**ABOUT THIS EXERCISE**:
Please restate the data word for word, in full.

**DATA FOR THIS TASK**:

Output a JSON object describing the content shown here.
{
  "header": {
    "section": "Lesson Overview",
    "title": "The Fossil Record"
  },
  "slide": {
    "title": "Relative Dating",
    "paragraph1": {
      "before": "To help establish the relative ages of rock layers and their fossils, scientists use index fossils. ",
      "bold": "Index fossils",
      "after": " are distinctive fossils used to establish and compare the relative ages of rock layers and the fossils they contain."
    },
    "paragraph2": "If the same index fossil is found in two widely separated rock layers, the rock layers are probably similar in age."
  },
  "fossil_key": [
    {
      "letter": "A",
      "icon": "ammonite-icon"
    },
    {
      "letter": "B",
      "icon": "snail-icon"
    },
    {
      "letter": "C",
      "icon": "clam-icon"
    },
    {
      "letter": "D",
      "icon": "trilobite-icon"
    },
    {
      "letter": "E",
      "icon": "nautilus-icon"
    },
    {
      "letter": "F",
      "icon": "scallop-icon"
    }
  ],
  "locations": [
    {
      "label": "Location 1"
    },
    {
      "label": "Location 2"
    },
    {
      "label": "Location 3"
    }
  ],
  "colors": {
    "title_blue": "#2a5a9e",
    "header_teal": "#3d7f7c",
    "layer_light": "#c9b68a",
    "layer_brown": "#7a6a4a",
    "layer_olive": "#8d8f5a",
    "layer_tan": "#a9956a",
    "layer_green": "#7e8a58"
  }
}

**ANSWER FOR THE TASK**:
Output a JSON object describing the content shown here.
{
  "header": {
    "section": "Lesson Overview",
    "title": "The Fossil Record"
  },
  "slide": {
    "title": "Relative Dating",
    "paragraph1": {
      "before": "To help establish the relative ages of rock layers and their fossils, scientists use index fossils. ",
      "bold": "Index fossils",
      "after": " are distinctive fossils used to establish and compare the relative ages of rock layers and the fossils they contain."
    },
    "paragraph2": "If the same index fossil is found in two widely separated rock layers, the rock layers are probably similar in age."
  },
  "fossil_key": [
    {
      "letter": "A",
      "icon": "ammonite-icon"
    },
    {
      "letter": "B",
      "icon": "snail-icon"
    },
    {
      "letter": "C",
      "icon": "clam-icon"
    },
    {
      "letter": "D",
      "icon": "trilobite-icon"
    },
    {
      "letter": "E",
      "icon": "nautilus-icon"
    },
    {
      "letter": "F",
      "icon": "scallop-icon"
    }
  ],
  "locations": [
    {
      "label": "Location 1"
    },
    {
      "label": "Location 2"
    },
    {
      "label": "Location 3"
    }
  ],
  "colors": {
    "title_blue": "#2a5a9e",
    "header_teal": "#3d7f7c",
    "layer_light": "#c9b68a",
    "layer_brown": "#7a6a4a",
    "layer_olive": "#8d8f5a",
    "layer_tan": "#a9956a",
    "layer_green": "#7e8a58"
  }
}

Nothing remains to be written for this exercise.